Today Kansas City activists focus on social justice progress following a historic murder and don't really want to talk about a series of Country Club Plaza riots that caused MILLIONS worth of damage during a global pandemic in their own backyard.
Meanwhile, a debate over the police budget reveals Kansas City is more divided than ever and likely just waiting for another occasion to riot.
Over the past year we've learned quite a bit about American Democracy and the Black Lives Matter movement in a series of one-sided discussions that follow carefully scripted talking points.
Meanwhile, there's little dispute that Kansas City and the nation have changed for the worse across the spectrum of demographic lines since the fateful day when a bad cop killed a drug addict in a town far away . . . And then the country burned.
Check the links . . .

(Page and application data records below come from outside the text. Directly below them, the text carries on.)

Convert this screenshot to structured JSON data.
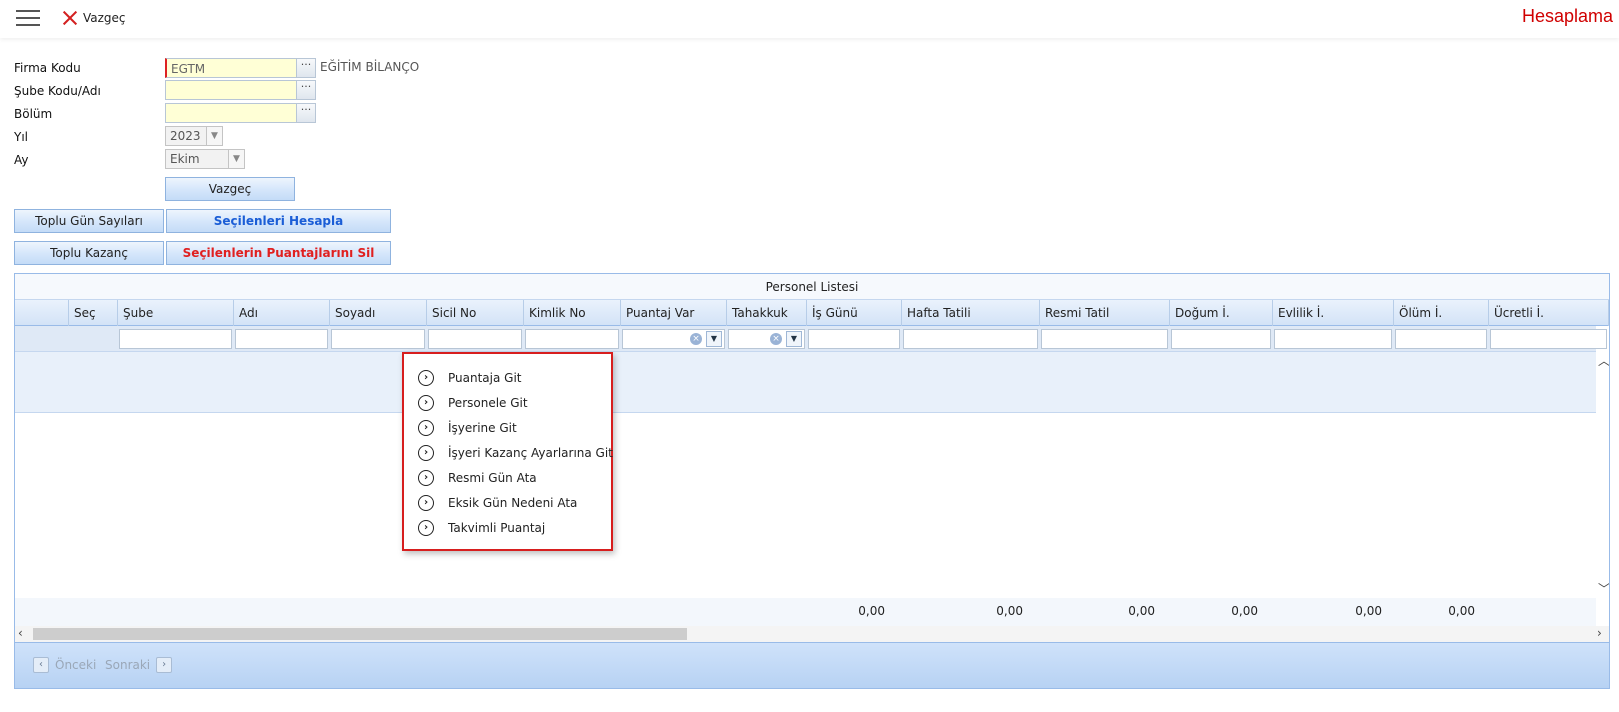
{
  "topbar": {
    "cancel_label": "Vazgeç",
    "title": "Hesaplama"
  },
  "form": {
    "firma_kodu": {
      "label": "Firma Kodu",
      "value": "EGTM",
      "name": "EĞİTİM BİLANÇO"
    },
    "sube": {
      "label": "Şube Kodu/Adı",
      "value": ""
    },
    "bolum": {
      "label": "Bölüm",
      "value": ""
    },
    "yil": {
      "label": "Yıl",
      "value": "2023"
    },
    "ay": {
      "label": "Ay",
      "value": "Ekim"
    }
  },
  "buttons": {
    "cancel": "Vazgeç",
    "toplu_gun": "Toplu Gün Sayıları",
    "hesapla": "Seçilenleri Hesapla",
    "toplu_kazanc": "Toplu Kazanç",
    "sil": "Seçilenlerin Puantajlarını Sil"
  },
  "grid": {
    "caption": "Personel Listesi",
    "columns": [
      "",
      "Seç",
      "Şube",
      "Adı",
      "Soyadı",
      "Sicil No",
      "Kimlik No",
      "Puantaj Var",
      "Tahakkuk",
      "İş Günü",
      "Hafta Tatili",
      "Resmi Tatil",
      "Doğum İ.",
      "Evlilik İ.",
      "Ölüm İ.",
      "Ücretli İ."
    ],
    "summary": [
      "0,00",
      "0,00",
      "0,00",
      "0,00",
      "0,00",
      "0,00"
    ]
  },
  "pager": {
    "prev": "Önceki",
    "next": "Sonraki"
  },
  "context_menu": {
    "items": [
      "Puantaja Git",
      "Personele Git",
      "İşyerine Git",
      "İşyeri Kazanç Ayarlarına Git",
      "Resmi Gün Ata",
      "Eksik Gün Nedeni Ata",
      "Takvimli Puantaj"
    ]
  },
  "colors": {
    "title_red": "#d00000",
    "menu_border": "#d71e1e",
    "accent_blue": "#1a5dd6"
  }
}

KANSAS CITY, Kan. - May 25, 2020. When first hearing that date, people might not think much about it. But many around the world will never forget the name George Floyd. That was the day he was killed, sparking protests, immense grief, anger and calls for change.
Images of George Floyd in his final moments moved Kansas City, our nation and our world in ways we are just beginning to comprehend. Looking back on the protests at Mill Creek Park in the days following Floyd's murder, KCUR and 41 Action News captured frustration, desperation, heartache and hope.
President Joe Biden and Vice President Kamala Harris will meet on Tuesday with the family of George Floyd exactly one year after he was killed by a Minneapolis police officer, sparking nationwide protests against racism and police brutality.
Civil Rights attorney Leo Terrell told " Fox & Friends" on Tuesday that President Biden hosting George Floyd's family at the White House shows how the case was "used to play the race card." BIDEN PLANS TO MEET WITH GEORGE FLOYD'S FAMILY ON ANNIVERSARY OF HIS MURDER LEO TERRELL: We are racially divided.
It must be hard being a police officer in America, especially after the death of George Floyd. Damn right too, some would argue, given the shocking video of his last moments alive. Patrol woman Brittany Richardson is 34 and a 12-year veteran.
On the eve of the one-year anniversary of George Floyd's murder, the NBA social justice coalition called on the U.S. Senate to pass the George Floyd Justice in Policing Act as a way to honor Floyd's memory and other victims of police brutality.
At 23, Afeni Evans had just gotten out of the Army and was studying political science at a community college in Maryland. Her goal was to someday help craft policy from inside the government.
Developing . . .